SAN ANTONIO, Tex. – The San Antonio Botanical Garden is celebrating the opening of its new indoor, state-of-the art event space, The Betty Kelso Center.
This modern and elegant venue is one of the final projects of the Botanical Garden’s $40 million GROW Capital Campaign. The center is named in honor of late philanthropist Betty Stieren Kelso.
“The new Betty Kelso Center is a venue which connects guests with the splendor of nature,” said San Antonio Botanical Garden CEO Sabina Carr. “Its stunning views and expansive patio invite guests to connect with the tranquil setting of the new Greehey Lawn and our entire 38-acre urban oasis.
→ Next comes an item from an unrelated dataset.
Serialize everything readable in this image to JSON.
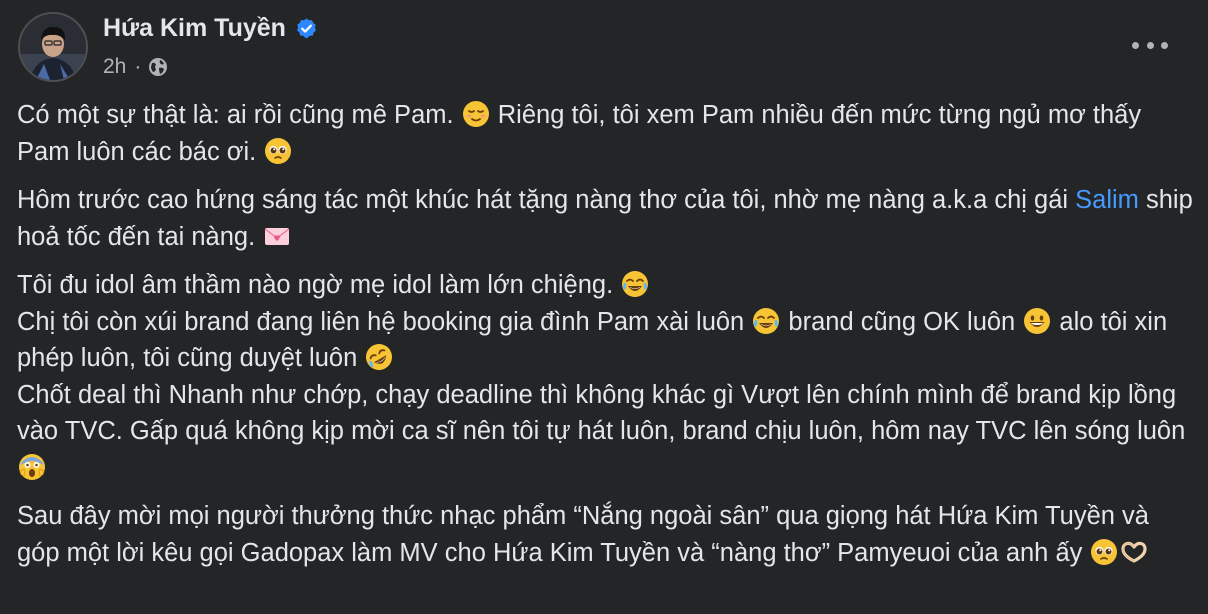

It is a space destined to be part of our community’s legacy, and we are proud to open its doors during the Garden’s 40th anniversary year.”
The Betty Kelso Center is designed to host a variety of celebrations, from conferences, luncheons and fundraisers to quinceañeras, weddings, anniversaries, and more.
Surrounding windows, sliding glass doors, and a spacious patio overlook the beauty of the Greehey Lawn, Circle Bar Foundation Wisteria Arbor, John L. Santikos Fountain of the Ferns, and mature oak trees.
The 3,500-square-foot new facility also features spacious lobby; two green rooms; banquet seating for 250 and lecture seating for 350; top-of-the-line audio visual equipment; outdoor speakers; full catering kitchen; and wheelchair accessibility.
The Betty Kelso Center is a LEED Gold-certified venue. The sinker cypress material used for the ceiling was sourced from logs recovered from the bottom of lakes and rivers, and Karst limestone found along Texas rivers is featured throughout the building. The Betty Kelso Center, Greehey Lawn, and John L. Santikos Fountain of Ferns were designed by Ten Eyck Landscape Architects.
The health and safety of guests, staff, and the collection of plants remain top priority at the San Antonio Botanical Garden. The Betty Kelso Center offers room for safe, socially distanced events, as well as the latest technology for live streaming.
Health and safety guidelines issued by the Centers for Disease Control and Prevention (CDC), the Texas Department of State Health Services, and the City of San Antonio are always strictly followed.